Brief: What's needed: every entry, printed exactly, minus the images.

Records for this task Block Start

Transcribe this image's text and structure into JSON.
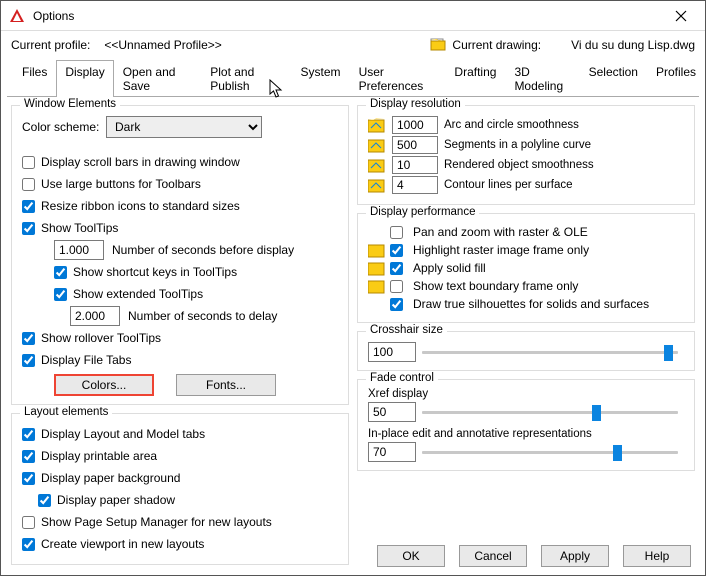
{
  "window": {
    "title": "Options"
  },
  "header": {
    "profile_label": "Current profile:",
    "profile_value": "<<Unnamed Profile>>",
    "drawing_label": "Current drawing:",
    "drawing_file": "Vi du su dung Lisp.dwg"
  },
  "tabs": [
    "Files",
    "Display",
    "Open and Save",
    "Plot and Publish",
    "System",
    "User Preferences",
    "Drafting",
    "3D Modeling",
    "Selection",
    "Profiles"
  ],
  "active_tab": "Display",
  "window_elements": {
    "group_title": "Window Elements",
    "color_scheme_label": "Color scheme:",
    "color_scheme_value": "Dark",
    "scroll_bars": {
      "label": "Display scroll bars in drawing window",
      "checked": false
    },
    "large_buttons": {
      "label": "Use large buttons for Toolbars",
      "checked": false
    },
    "resize_ribbon": {
      "label": "Resize ribbon icons to standard sizes",
      "checked": true
    },
    "show_tooltips": {
      "label": "Show ToolTips",
      "checked": true
    },
    "seconds_before_value": "1.000",
    "seconds_before_label": "Number of seconds before display",
    "show_shortcut": {
      "label": "Show shortcut keys in ToolTips",
      "checked": true
    },
    "show_extended": {
      "label": "Show extended ToolTips",
      "checked": true
    },
    "seconds_delay_value": "2.000",
    "seconds_delay_label": "Number of seconds to delay",
    "rollover": {
      "label": "Show rollover ToolTips",
      "checked": true
    },
    "file_tabs": {
      "label": "Display File Tabs",
      "checked": true
    },
    "colors_btn": "Colors...",
    "fonts_btn": "Fonts..."
  },
  "layout_elements": {
    "group_title": "Layout elements",
    "layout_model": {
      "label": "Display Layout and Model tabs",
      "checked": true
    },
    "printable": {
      "label": "Display printable area",
      "checked": true
    },
    "paper_bg": {
      "label": "Display paper background",
      "checked": true
    },
    "paper_shadow": {
      "label": "Display paper shadow",
      "checked": true
    },
    "page_setup": {
      "label": "Show Page Setup Manager for new layouts",
      "checked": false
    },
    "create_viewport": {
      "label": "Create viewport in new layouts",
      "checked": true
    }
  },
  "display_resolution": {
    "group_title": "Display resolution",
    "arc": {
      "value": "1000",
      "label": "Arc and circle smoothness"
    },
    "seg": {
      "value": "500",
      "label": "Segments in a polyline curve"
    },
    "ren": {
      "value": "10",
      "label": "Rendered object smoothness"
    },
    "con": {
      "value": "4",
      "label": "Contour lines per surface"
    }
  },
  "display_performance": {
    "group_title": "Display performance",
    "pan": {
      "label": "Pan and zoom with raster & OLE",
      "checked": false
    },
    "highlight": {
      "label": "Highlight raster image frame only",
      "checked": true
    },
    "solid": {
      "label": "Apply solid fill",
      "checked": true
    },
    "boundary": {
      "label": "Show text boundary frame only",
      "checked": false
    },
    "silhouettes": {
      "label": "Draw true silhouettes for solids and surfaces",
      "checked": true
    }
  },
  "crosshair": {
    "group_title": "Crosshair size",
    "value": "100",
    "pct": 96
  },
  "fade": {
    "group_title": "Fade control",
    "xref_label": "Xref display",
    "xref_value": "50",
    "xref_pct": 68,
    "inplace_label": "In-place edit and annotative representations",
    "inplace_value": "70",
    "inplace_pct": 76
  },
  "buttons": {
    "ok": "OK",
    "cancel": "Cancel",
    "apply": "Apply",
    "help": "Help"
  }
}
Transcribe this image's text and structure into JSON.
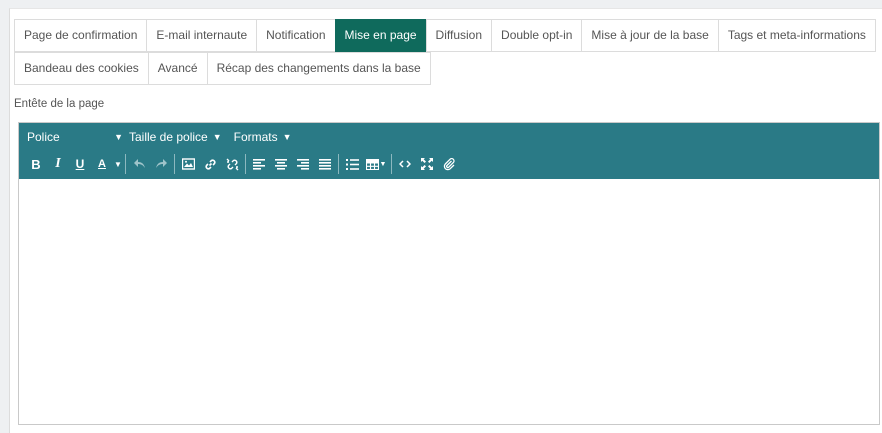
{
  "tabs": {
    "row1": [
      {
        "label": "Page de confirmation",
        "active": false
      },
      {
        "label": "E-mail internaute",
        "active": false
      },
      {
        "label": "Notification",
        "active": false
      },
      {
        "label": "Mise en page",
        "active": true
      },
      {
        "label": "Diffusion",
        "active": false
      },
      {
        "label": "Double opt-in",
        "active": false
      },
      {
        "label": "Mise à jour de la base",
        "active": false
      },
      {
        "label": "Tags et meta-informations",
        "active": false
      }
    ],
    "row2": [
      {
        "label": "Bandeau des cookies",
        "active": false
      },
      {
        "label": "Avancé",
        "active": false
      },
      {
        "label": "Récap des changements dans la base",
        "active": false
      }
    ]
  },
  "field_label": "Entête de la page",
  "toolbar": {
    "font_menu": "Police",
    "size_menu": "Taille de police",
    "formats_menu": "Formats",
    "buttons": {
      "bold": "B",
      "italic": "I",
      "underline": "U",
      "font_color": "A"
    }
  },
  "editor": {
    "content": ""
  },
  "colors": {
    "active_tab": "#0f6a5c",
    "toolbar_bg": "#2a7a86"
  }
}
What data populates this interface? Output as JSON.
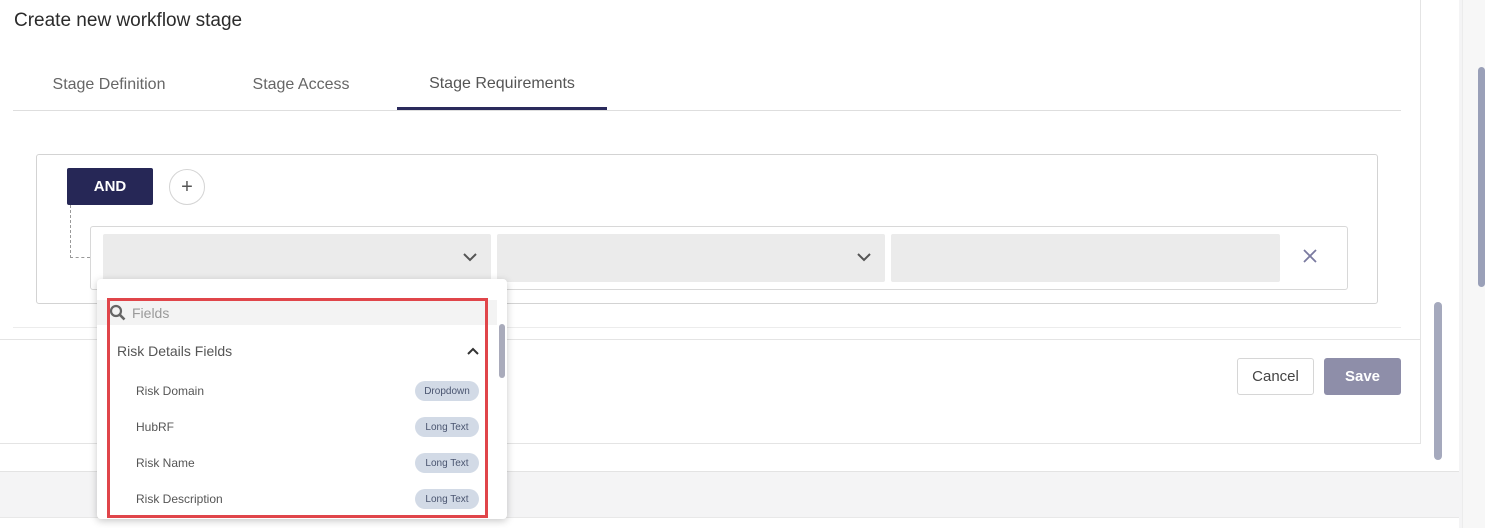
{
  "dialog": {
    "title": "Create new workflow stage"
  },
  "tabs": [
    {
      "label": "Stage Definition",
      "active": false
    },
    {
      "label": "Stage Access",
      "active": false
    },
    {
      "label": "Stage Requirements",
      "active": true
    }
  ],
  "builder": {
    "operator_label": "AND",
    "add_symbol": "+",
    "remove_symbol": "✕"
  },
  "dropdown": {
    "search_placeholder": "Fields",
    "group_label": "Risk Details Fields",
    "items": [
      {
        "label": "Risk Domain",
        "type": "Dropdown"
      },
      {
        "label": "HubRF",
        "type": "Long Text"
      },
      {
        "label": "Risk Name",
        "type": "Long Text"
      },
      {
        "label": "Risk Description",
        "type": "Long Text"
      }
    ]
  },
  "footer": {
    "cancel_label": "Cancel",
    "save_label": "Save"
  },
  "colors": {
    "operator_bg": "#262756",
    "save_bg": "#8e8ea9",
    "highlight": "#e0454a",
    "badge_bg": "#d2dae6"
  },
  "icons": {
    "search": "search-icon",
    "chevron": "chevron-down-icon",
    "caret_up": "chevron-up-icon",
    "close": "close-icon",
    "plus": "plus-icon"
  }
}
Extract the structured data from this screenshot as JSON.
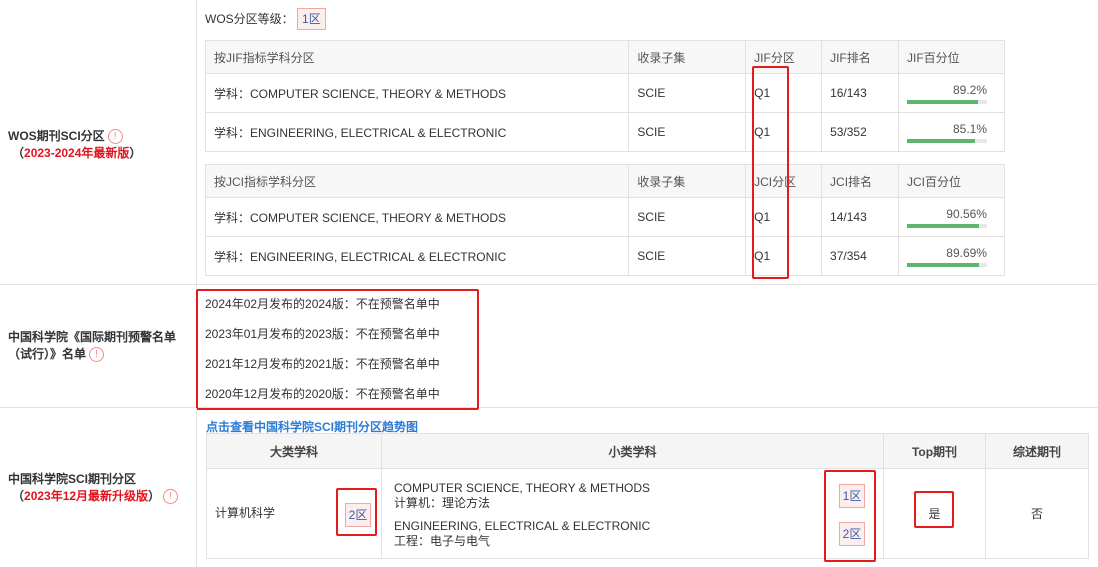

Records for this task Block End

Task response:
Transcribe this image's text and structure into JSON.
{
  "window": {
    "title": "Options"
  },
  "header": {
    "profile_label": "Current profile:",
    "profile_value": "<<Unnamed Profile>>",
    "drawing_label": "Current drawing:",
    "drawing_file": "Vi du su dung Lisp.dwg"
  },
  "tabs": [
    "Files",
    "Display",
    "Open and Save",
    "Plot and Publish",
    "System",
    "User Preferences",
    "Drafting",
    "3D Modeling",
    "Selection",
    "Profiles"
  ],
  "active_tab": "Display",
  "window_elements": {
    "group_title": "Window Elements",
    "color_scheme_label": "Color scheme:",
    "color_scheme_value": "Dark",
    "scroll_bars": {
      "label": "Display scroll bars in drawing window",
      "checked": false
    },
    "large_buttons": {
      "label": "Use large buttons for Toolbars",
      "checked": false
    },
    "resize_ribbon": {
      "label": "Resize ribbon icons to standard sizes",
      "checked": true
    },
    "show_tooltips": {
      "label": "Show ToolTips",
      "checked": true
    },
    "seconds_before_value": "1.000",
    "seconds_before_label": "Number of seconds before display",
    "show_shortcut": {
      "label": "Show shortcut keys in ToolTips",
      "checked": true
    },
    "show_extended": {
      "label": "Show extended ToolTips",
      "checked": true
    },
    "seconds_delay_value": "2.000",
    "seconds_delay_label": "Number of seconds to delay",
    "rollover": {
      "label": "Show rollover ToolTips",
      "checked": true
    },
    "file_tabs": {
      "label": "Display File Tabs",
      "checked": true
    },
    "colors_btn": "Colors...",
    "fonts_btn": "Fonts..."
  },
  "layout_elements": {
    "group_title": "Layout elements",
    "layout_model": {
      "label": "Display Layout and Model tabs",
      "checked": true
    },
    "printable": {
      "label": "Display printable area",
      "checked": true
    },
    "paper_bg": {
      "label": "Display paper background",
      "checked": true
    },
    "paper_shadow": {
      "label": "Display paper shadow",
      "checked": true
    },
    "page_setup": {
      "label": "Show Page Setup Manager for new layouts",
      "checked": false
    },
    "create_viewport": {
      "label": "Create viewport in new layouts",
      "checked": true
    }
  },
  "display_resolution": {
    "group_title": "Display resolution",
    "arc": {
      "value": "1000",
      "label": "Arc and circle smoothness"
    },
    "seg": {
      "value": "500",
      "label": "Segments in a polyline curve"
    },
    "ren": {
      "value": "10",
      "label": "Rendered object smoothness"
    },
    "con": {
      "value": "4",
      "label": "Contour lines per surface"
    }
  },
  "display_performance": {
    "group_title": "Display performance",
    "pan": {
      "label": "Pan and zoom with raster & OLE",
      "checked": false
    },
    "highlight": {
      "label": "Highlight raster image frame only",
      "checked": true
    },
    "solid": {
      "label": "Apply solid fill",
      "checked": true
    },
    "boundary": {
      "label": "Show text boundary frame only",
      "checked": false
    },
    "silhouettes": {
      "label": "Draw true silhouettes for solids and surfaces",
      "checked": true
    }
  },
  "crosshair": {
    "group_title": "Crosshair size",
    "value": "100",
    "pct": 96
  },
  "fade": {
    "group_title": "Fade control",
    "xref_label": "Xref display",
    "xref_value": "50",
    "xref_pct": 68,
    "inplace_label": "In-place edit and annotative representations",
    "inplace_value": "70",
    "inplace_pct": 76
  },
  "buttons": {
    "ok": "OK",
    "cancel": "Cancel",
    "apply": "Apply",
    "help": "Help"
  }
}
Transcribe this image's text and structure into JSON.
{
  "tabs": {
    "row1": [
      {
        "label": "Page de confirmation",
        "active": false
      },
      {
        "label": "E-mail internaute",
        "active": false
      },
      {
        "label": "Notification",
        "active": false
      },
      {
        "label": "Mise en page",
        "active": true
      },
      {
        "label": "Diffusion",
        "active": false
      },
      {
        "label": "Double opt-in",
        "active": false
      },
      {
        "label": "Mise à jour de la base",
        "active": false
      },
      {
        "label": "Tags et meta-informations",
        "active": false
      }
    ],
    "row2": [
      {
        "label": "Bandeau des cookies",
        "active": false
      },
      {
        "label": "Avancé",
        "active": false
      },
      {
        "label": "Récap des changements dans la base",
        "active": false
      }
    ]
  },
  "field_label": "Entête de la page",
  "toolbar": {
    "font_menu": "Police",
    "size_menu": "Taille de police",
    "formats_menu": "Formats",
    "buttons": {
      "bold": "B",
      "italic": "I",
      "underline": "U",
      "font_color": "A"
    }
  },
  "editor": {
    "content": ""
  },
  "colors": {
    "active_tab": "#0f6a5c",
    "toolbar_bg": "#2a7a86"
  }
}
What data populates this interface? Output as JSON.
{
  "dialog": {
    "title": "Create new workflow stage"
  },
  "tabs": [
    {
      "label": "Stage Definition",
      "active": false
    },
    {
      "label": "Stage Access",
      "active": false
    },
    {
      "label": "Stage Requirements",
      "active": true
    }
  ],
  "builder": {
    "operator_label": "AND",
    "add_symbol": "+",
    "remove_symbol": "✕"
  },
  "dropdown": {
    "search_placeholder": "Fields",
    "group_label": "Risk Details Fields",
    "items": [
      {
        "label": "Risk Domain",
        "type": "Dropdown"
      },
      {
        "label": "HubRF",
        "type": "Long Text"
      },
      {
        "label": "Risk Name",
        "type": "Long Text"
      },
      {
        "label": "Risk Description",
        "type": "Long Text"
      }
    ]
  },
  "footer": {
    "cancel_label": "Cancel",
    "save_label": "Save"
  },
  "colors": {
    "operator_bg": "#262756",
    "save_bg": "#8e8ea9",
    "highlight": "#e0454a",
    "badge_bg": "#d2dae6"
  },
  "icons": {
    "search": "search-icon",
    "chevron": "chevron-down-icon",
    "caret_up": "chevron-up-icon",
    "close": "close-icon",
    "plus": "plus-icon"
  }
}
Extract the structured data from this screenshot as JSON.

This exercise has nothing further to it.